In case you missed it, funny lady Amy Schumer is in the midst of a press tour for her new movie, I Feel Pretty.
Like most of her movies, it’s sure to be raunchy, mostly inappropriate and incredibly funny – but this time, her movie’s also making headlines for a different reason.
The movie centres around a woman (Schumer) who falls off a spin bike and wakes up with a newfound self-confidence. For most women, that plot sounds like a dream — but for many critics, the movie is simply an example of “body shaming,” with many comparing it to the early-aughts film Shallow Hal.
The first trailer was met with an immediate backlash. In addition to the Shallow Hal comparisons, critics said the storyline “only continues to perpetuate poor body image.” Fans criticized both Schumer and Saturday Night Live’s Aidy Bryant for starring in a movie with “poor messaging.”
Schumer and Bryant were both quick to defend the storyline: Schumer said that the movie actually sends a positive message about women’s bodies. “It’s not about an ugly troll becoming beautiful, it’s about a woman who has low self-esteem finding some,” she told Vulture. Schumer also revealed in an interview with CBS This Morning that she refused to let her cellulite and rolls be retouched in post-production.

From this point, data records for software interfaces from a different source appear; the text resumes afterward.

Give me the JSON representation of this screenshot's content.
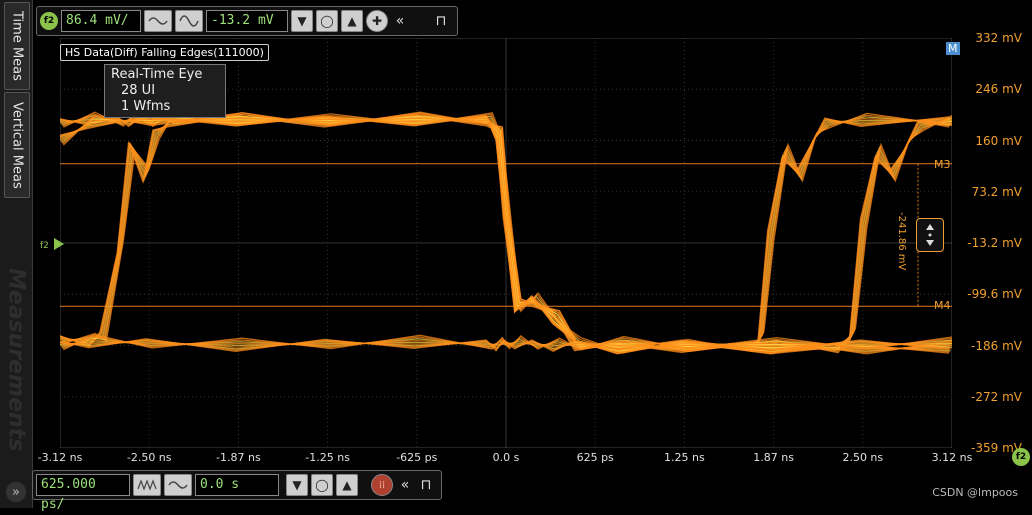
{
  "side_tabs": {
    "time_meas": "Time Meas",
    "vertical_meas": "Vertical Meas",
    "measurements": "Measurements"
  },
  "vertical_toolbar": {
    "channel": "f2",
    "scale": "86.4 mV/",
    "offset": "-13.2 mV"
  },
  "horizontal_toolbar": {
    "scale": "625.000 ps/",
    "position": "0.0 s"
  },
  "waveform_label": "HS Data(Diff) Falling Edges(111000)",
  "info": {
    "title": "Real-Time Eye",
    "ui": "28 UI",
    "wfms": "1 Wfms"
  },
  "markers": {
    "m1": "M",
    "m3": "M3",
    "m4": "M4",
    "delta": "-241.86 mV",
    "channel_ref": "f2"
  },
  "colors": {
    "trace": "#ff8c1a",
    "trace_hot": "#ffd040",
    "accent": "#8bc34a",
    "axis_labels": "#f0a030"
  },
  "footer": "CSDN @lmpoos",
  "chart_data": {
    "type": "line",
    "xlabel": "",
    "ylabel": "",
    "x_ticks": [
      "-3.12 ns",
      "-2.50 ns",
      "-1.87 ns",
      "-1.25 ns",
      "-625 ps",
      "0.0 s",
      "625 ps",
      "1.25 ns",
      "1.87 ns",
      "2.50 ns",
      "3.12 ns"
    ],
    "y_ticks": [
      "332 mV",
      "246 mV",
      "160 mV",
      "73.2 mV",
      "-13.2 mV",
      "-99.6 mV",
      "-186 mV",
      "-272 mV",
      "-359 mV"
    ],
    "xlim_ns": [
      -3.12,
      3.12
    ],
    "ylim_mV": [
      -359,
      332
    ],
    "grid": true,
    "marker_levels_mV": {
      "M3": 120,
      "M4": -120
    },
    "series": [
      {
        "x_ns": [
          -3.12,
          -2.9,
          -2.7,
          -2.62,
          -2.52,
          -2.45,
          -2.35,
          -1.87,
          -1.25,
          -0.625,
          -0.12,
          -0.05,
          0.0,
          0.08,
          0.2,
          0.35,
          0.5,
          0.8,
          1.25,
          1.87,
          2.5,
          3.12
        ],
        "y_mV": [
          190,
          195,
          192,
          193,
          194,
          193,
          196,
          194,
          193,
          195,
          194,
          170,
          40,
          -120,
          -110,
          -140,
          -185,
          -190,
          -188,
          -190,
          -192,
          -189
        ]
      },
      {
        "x_ns": [
          -3.12,
          -2.9,
          -2.82,
          -2.7,
          -2.62,
          -2.52,
          -2.45,
          -2.35,
          -1.87,
          -1.25,
          -0.625,
          -0.12,
          -0.05,
          0.0,
          0.08,
          0.2,
          0.35,
          0.5,
          0.8,
          1.25,
          1.7,
          1.78,
          1.85,
          1.95,
          2.05,
          2.15,
          2.25,
          2.5,
          3.12
        ],
        "y_mV": [
          -175,
          -178,
          -170,
          -20,
          150,
          100,
          170,
          192,
          194,
          192,
          195,
          194,
          170,
          40,
          -120,
          -110,
          -140,
          -185,
          -190,
          -188,
          -188,
          -175,
          0,
          140,
          100,
          160,
          190,
          193,
          192
        ]
      },
      {
        "x_ns": [
          -3.12,
          -2.9,
          -2.5,
          -1.87,
          -1.25,
          -0.625,
          -0.12,
          -0.05,
          0.0,
          0.08,
          0.2,
          0.35,
          0.5,
          0.8,
          1.25,
          1.87,
          2.3,
          2.42,
          2.5,
          2.6,
          2.7,
          2.8,
          2.9,
          3.12
        ],
        "y_mV": [
          160,
          190,
          193,
          194,
          193,
          194,
          194,
          170,
          40,
          -120,
          -110,
          -140,
          -185,
          -190,
          -188,
          -190,
          -190,
          -170,
          20,
          140,
          100,
          150,
          185,
          192
        ]
      },
      {
        "x_ns": [
          -3.12,
          -2.9,
          -2.5,
          -1.87,
          -1.25,
          -0.625,
          -0.12,
          -0.05,
          0.0,
          0.08,
          0.2,
          0.35,
          0.5,
          0.8,
          1.25,
          1.87,
          2.5,
          3.12
        ],
        "y_mV": [
          -185,
          -180,
          -182,
          -186,
          -183,
          -181,
          -184,
          -185,
          -183,
          -182,
          -184,
          -186,
          -185,
          -183,
          -184,
          -185,
          -184,
          -183
        ]
      }
    ]
  }
}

So is the backlash unfair? I think so. How amazing would it be if one day we all stopped being so damn hard on ourselves? What if one morning, we all woke up and saw how beautiful we are? We appreciated our legs for getting us from point A to point B, instead of wishing our cellulite away. We appreciated our arms for helping us carry children and groceries, instead of worrying about the extra bit of fat that jiggles when we wave goodbye to someone.
Related: 4 Habits For Killer Self Confidence
Besides the humour, that’s exactly what I Feel Pretty seems to be all about. It has nothing to do with what Schumer looks like — and whether or not critics think her insecurities are justified. Her character has insecurities, just like every other person on this planet, and one day, thanks to a knock on the noggin, they disappear.
In my opinion, that’s something that should be applauded.